This lesson is a general overview of overarching concepts in neuroinformatics research, with a particular focus on clinical approaches to defining, measuring, studying, diagnosing, and treating various brain disorders. Also described are the complex, multi-level nature of brain disorders and the data associated with them, from genes and individual cells up to cortical microcircuits and whole-brain network dynamics. Given the heterogeneity of brain disorders and their underlying mechanisms, this lesson lays out a case for multiscale neuroscience data integration.
This lesson gives an in-depth introduction of ethics in the field of artificial intelligence, particularly in the context of its impact on humans and public interest. As the healthcare sector becomes increasingly affected by the implementation of ever stronger AI algorithms, this lecture covers key interests which must be protected going forward, including privacy, consent, human autonomy, inclusiveness, and equity.
This lecture focuses on the rationale for employing neuroimaging methods for movement disorders.
This is the first of two workshops on reproducibility in science, during which participants are introduced to concepts of FAIR and open science. After discussing the definition of and need for FAIR science, participants are walked through tutorials on installing and using Github and Docker, the powerful, open-source tools for versioning and publishing code and software, respectively.
This lesson contains both a lecture and a tutorial component. The lecture (0:00-20:03 of YouTube video) discusses both the need for intersectional approaches in healthcare as well as the impact of neglecting intersectionality in patient populations. The lecture is followed by a practical tutorial in both Python and R on how to assess intersectional bias in datasets. Links to relevant code and data are found below.
This is a hands-on tutorial on PLINK, the open source whole genome association analysis toolset. The aims of this tutorial are to teach users how to perform basic quality control on genetic datasets, as well as to identify and understand GWAS summary statistics.
This is a tutorial on using the open-source software PRSice to calculate a set of polygenic risk scores (PRS) for a study sample. Users will also learn how to read PRS into R, visualize distributions, and perform basic association analyses.
The lecture provides an overview of the core skills and practical solutions required to practice reproducible research.
This lecture covers multiple aspects of FAIR neuroscience data: what makes it unique, the challenges to making it FAIR, the importance of overcoming these challenges, and how data governance comes into play.
This lecture covers the processes, benefits, and challenges involved in designing, collecting, and sharing FAIR neuroscience datasets.
This lecture covers the benefits and difficulties involved when re-using open datasets, and how metadata is important to the process.
This lecture will provide an overview of Addgene, a tool that embraces the FAIR principles developed by members of the INCF Community.
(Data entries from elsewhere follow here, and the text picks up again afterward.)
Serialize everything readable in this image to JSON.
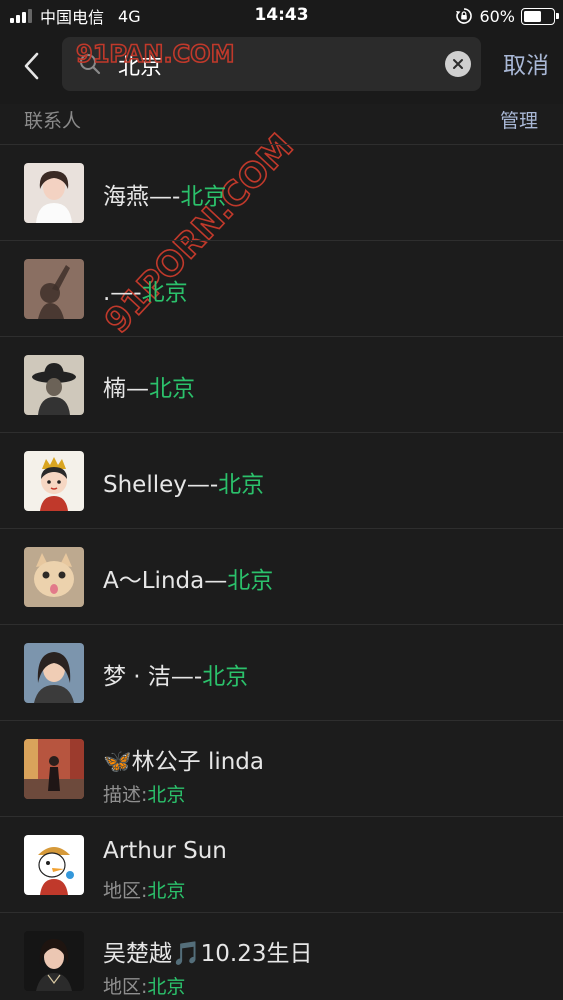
{
  "status_bar": {
    "carrier": "中国电信",
    "network": "4G",
    "time": "14:43",
    "battery": "60%",
    "battery_level": 0.6
  },
  "search": {
    "query": "北京",
    "cancel_label": "取消"
  },
  "watermark": {
    "text_top": "91PAN.COM",
    "text_diagonal": "91PORN.COM",
    "color": "#c0392b"
  },
  "section": {
    "title": "联系人",
    "manage_label": "管理"
  },
  "highlight_color": "#2bc16b",
  "contacts": [
    {
      "prefix": "海燕—-",
      "highlight": "北京",
      "avatar_icon": "girl-portrait-avatar"
    },
    {
      "prefix": ".—-",
      "highlight": "北京",
      "avatar_icon": "shadow-hand-avatar"
    },
    {
      "prefix": "楠—",
      "highlight": "北京",
      "avatar_icon": "hat-sketch-avatar"
    },
    {
      "prefix": "Shelley—-",
      "highlight": "北京",
      "avatar_icon": "cartoon-queen-avatar"
    },
    {
      "prefix": "A～Linda—",
      "highlight": "北京",
      "avatar_icon": "cat-avatar"
    },
    {
      "prefix": "梦 · 洁—-",
      "highlight": "北京",
      "avatar_icon": "woman-selfie-avatar"
    },
    {
      "name": "林公子 linda",
      "name_icon": "butterfly-icon",
      "sub_label": "描述:",
      "sub_highlight": "北京",
      "avatar_icon": "street-scene-avatar"
    },
    {
      "name": "Arthur Sun",
      "sub_label": "地区:",
      "sub_highlight": "北京",
      "avatar_icon": "cartoon-duck-avatar"
    },
    {
      "name": "吴楚越",
      "name_icon": "music-note-icon",
      "name_suffix": "10.23生日",
      "sub_label": "地区:",
      "sub_highlight": "北京",
      "avatar_icon": "woman-portrait-avatar"
    }
  ]
}
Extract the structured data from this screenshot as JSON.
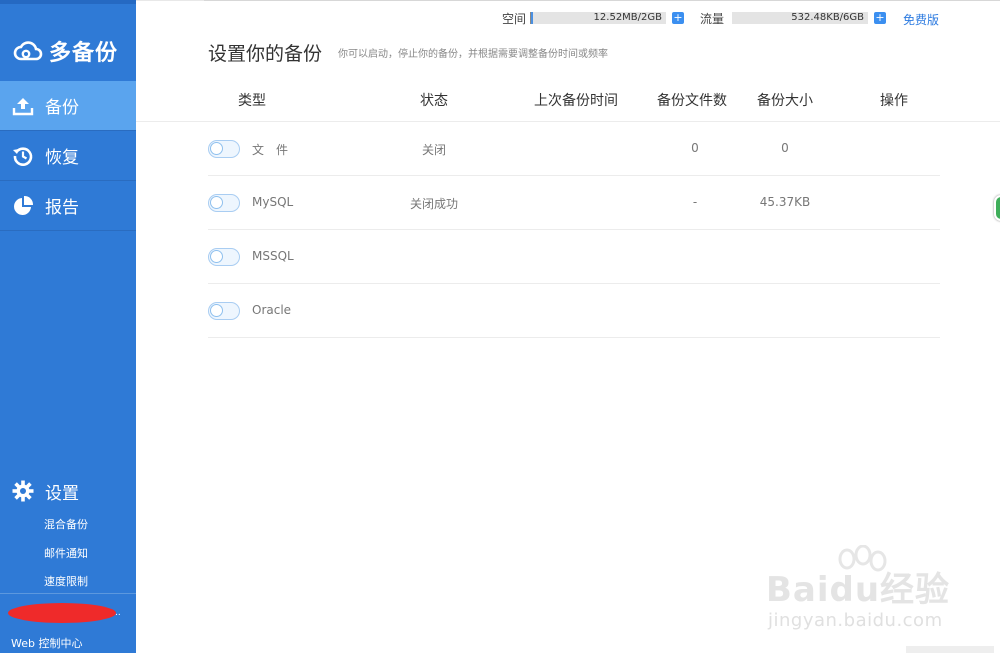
{
  "app": {
    "logo_text": "多备份"
  },
  "sidebar": {
    "items": [
      {
        "label": "备份",
        "icon": "upload-icon",
        "active": true
      },
      {
        "label": "恢复",
        "icon": "history-icon",
        "active": false
      },
      {
        "label": "报告",
        "icon": "pie-chart-icon",
        "active": false
      }
    ],
    "settings": {
      "label": "设置",
      "icon": "gear-icon",
      "sub_items": [
        "混合备份",
        "邮件通知",
        "速度限制"
      ]
    },
    "user_dot": "..",
    "console_link": "Web 控制中心"
  },
  "topbar": {
    "space_label": "空间",
    "space_value": "12.52MB/2GB",
    "traffic_label": "流量",
    "traffic_value": "532.48KB/6GB",
    "plus_glyph": "+",
    "plan_link": "免费版"
  },
  "main": {
    "title": "设置你的备份",
    "subtitle": "你可以启动，停止你的备份，并根据需要调整备份时间或频率",
    "columns": [
      "类型",
      "状态",
      "上次备份时间",
      "备份文件数",
      "备份大小",
      "操作"
    ],
    "rows": [
      {
        "type": "文　件",
        "status": "关闭",
        "last_time": "",
        "file_count": "0",
        "size": "0",
        "enabled": false
      },
      {
        "type": "MySQL",
        "status": "关闭成功",
        "last_time": "",
        "file_count": "-",
        "size": "45.37KB",
        "enabled": false
      },
      {
        "type": "MSSQL",
        "status": "",
        "last_time": "",
        "file_count": "",
        "size": "",
        "enabled": false
      },
      {
        "type": "Oracle",
        "status": "",
        "last_time": "",
        "file_count": "",
        "size": "",
        "enabled": false
      }
    ]
  },
  "watermark": {
    "brand": "Baidu经验",
    "url": "jingyan.baidu.com"
  },
  "colors": {
    "sidebar": "#2f7ad6",
    "sidebar_active": "#5aa4ee",
    "accent": "#2d7be0",
    "toggle_border": "#a9cdf2"
  }
}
This will include an overview of Addgene, their mission, and available resources.
This lecture covers the IBI Data Standards and Sharing Working Group, including its history, aims, and projects.
This session covers the framework of the International Brain Lab (IBL) and the data architecture used for this project.
The FOSTER portal has produced a number of guides to help implement Open Science practices in daily workflows, including The Open Science Training Handbook. It provides many basic definitions, concepts, and principles that are key components of open science, as well as general guidance for developing and implementing these practices in one's own research environments.